I was going through some of my past teaching files and came across a presentation that I put together for a guest presentation in a class at the local Institute for Technology in 2016. I had already been active in proficiency testing for many years. Often when I I look at back at my teaching wish I had done it differently. This time is different. I think the comments were actually spot on, and are still both relevant and insightful.
These were students in their first year of training to become laboratory technologists. Some had some university background, but most were direct from high school. I am not sure where or how they picked up the idea that working in a medical laboratory might be a good job.
Few had any prior to medical education or laboratories, and I’m pretty sure that none of them had any prior education or training in the concepts of Quality.
My first task thus was to establish a familiar foundation to which which they could relate.
“Most science laboratory students are familiar with Proficiency Testing, but probably under another name. Often they are given samples by their teacher, which they are expected to test, to prove that they have learned a procedure properly and are able to perform tests correctly. This is usually referred to as receiving and testing “unknowns”. If “unknowns” are important during training, they are even more important during professional clinical practice.”
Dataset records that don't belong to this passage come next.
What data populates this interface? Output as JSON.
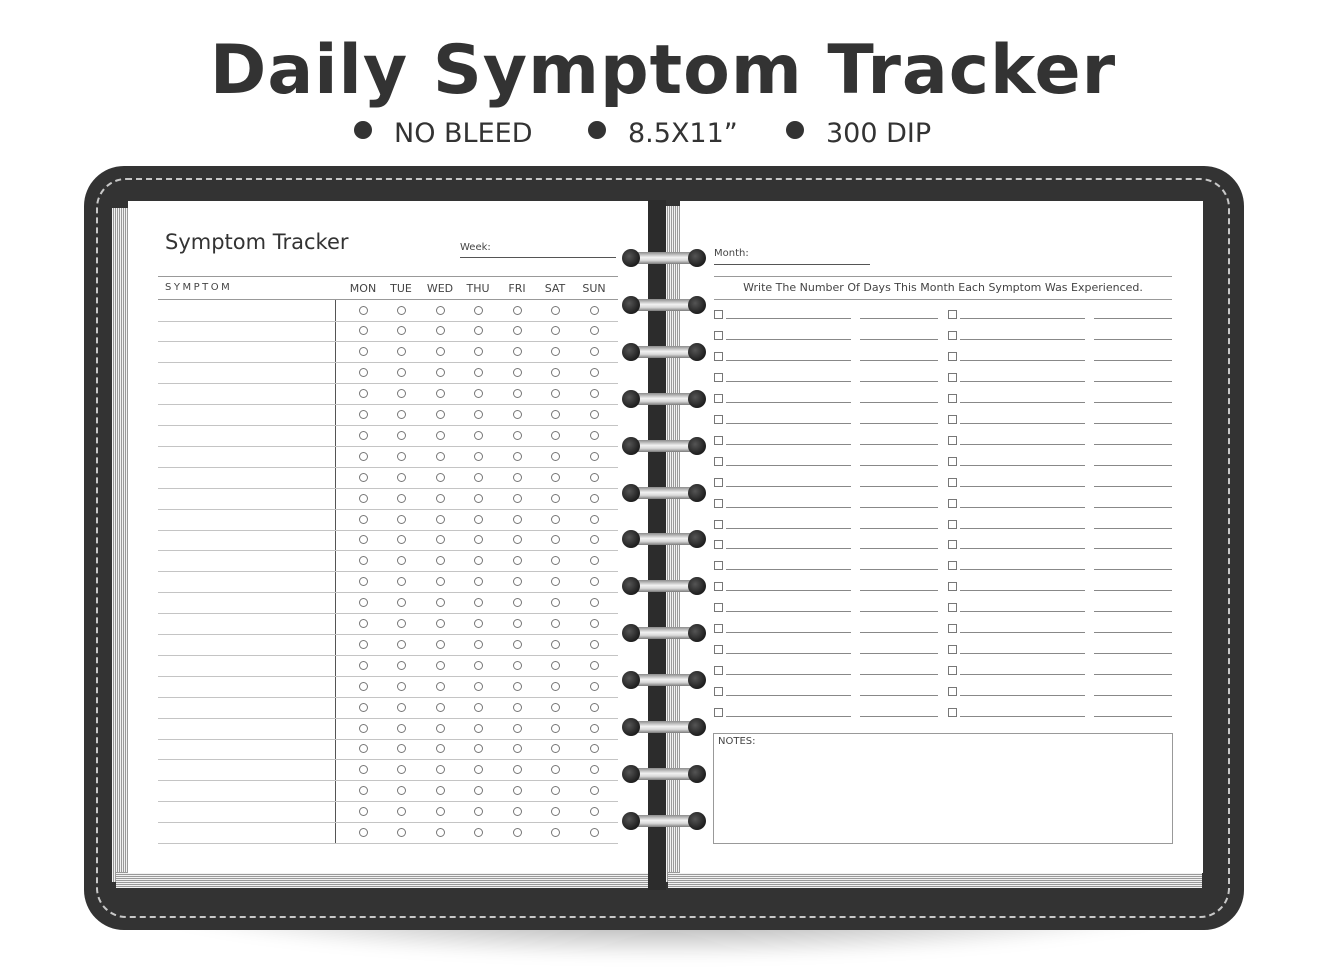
{
  "header": {
    "title": "Daily Symptom Tracker",
    "specs": [
      "NO BLEED",
      "8.5X11”",
      "300 DIP"
    ],
    "spec_bullet_icon": "bullet-dot-icon"
  },
  "left_page": {
    "title": "Symptom Tracker",
    "week_label": "Week:",
    "week_value": "",
    "symptom_header": "SYMPTOM",
    "days": [
      "MON",
      "TUE",
      "WED",
      "THU",
      "FRI",
      "SAT",
      "SUN"
    ],
    "row_count": 26,
    "row_icon": "empty-circle-icon"
  },
  "right_page": {
    "month_label": "Month:",
    "month_value": "",
    "instruction": "Write The Number Of Days This Month Each Symptom Was Experienced.",
    "row_count": 20,
    "columns": 2,
    "row_icon": "empty-checkbox-icon",
    "notes_label": "NOTES:",
    "notes_value": ""
  },
  "binding": {
    "ring_count": 13,
    "ring_icon": "spiral-ring-icon"
  },
  "colors": {
    "cover": "#333333",
    "stitching": "#c8c8c8",
    "page": "#ffffff",
    "text": "#333333"
  }
}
Then I tried to make the point the more often than not when mistakes do happen, they are usually not the person’s fault. They happen.
“Proficiency testing is used for detecting a broad array of potential errors. Sometimes there are human errors that are made as a result of slips, or distractions, or mistakes as a result of misinterpretations or misunderstandings. Sometimes, people forget procedures or are unaware of changes because they have been away because of illness or extended vacation or are off regular laboratory rotations. Other times errors are more systemic, the result of silent problems with equipment or reagents, errors or confusions within the procedure. “
Students need to understand that while making errors can happen, they are always a big deal, and can put lives at risk.
But, physicians and patients don’t care about laboratory problems; they want, indeed expect and demand the information they receive to be the right answer, accurate and interpretable and relevant and on-time. Quality assessment tools, including proficiency testing allow the laboratory and appropriate authorities to be aware of competencies on a regular basis.”
Next I introduced to the students the concept of Quality through Assessment, Prevention and Improvement.
“Proficiency Testing is an important component of the total Laboratory Quality Assessment which also includes accreditation, internal audits, quality indicators and customer satisfaction surveys. Each Quality Measure gives a view of an aspect of the whole organization. Proficiency Testing can challenge every aspect of laboratory performance including every phase of laboratory performance (pre-examination, examination, post-examination) as well as activities that surround testing such as safety, quality control (peri-examination)… every phase of laboratory performance”
I wanted to warn them about the consequences of not taking Proficiency Testing seriously.
“With regret, some laboratories staff do not understand or appreciate why they are expected to participate in proficiency testing by authorities or accreditation bodies. Some of them may even try to suck the value out of PT/EQA through deception (sending the sample to a reference laboratory for investigation) or overwork (not processing the sample with their usual procedure or with their usual workers), and worst, failure to Investigate why and how errors occurred.”
I summed up with…
“In Summary, Proficiency Testing is an internationally embraced Laboratory Quality Assessment measurement tool similar in purpose as a grown-up extension of student “unknowns”. It is a technique that lets laboratories demonstrate their quality and competence and at the same time provides the opportunity to discover silent system problems that lead to laboratory error. Proficiency Testing can and should be a valuable part of laboratory life for the full extent pf a laboratory based career.”
As I look back now, I’m pretty pleased with the message I put forward, now some 7 years ago. As I recall the class response was positive. I wish I had had the opportunity to keep in contact and later survey the students over the intervening years, to see if any part of the message actually stuck.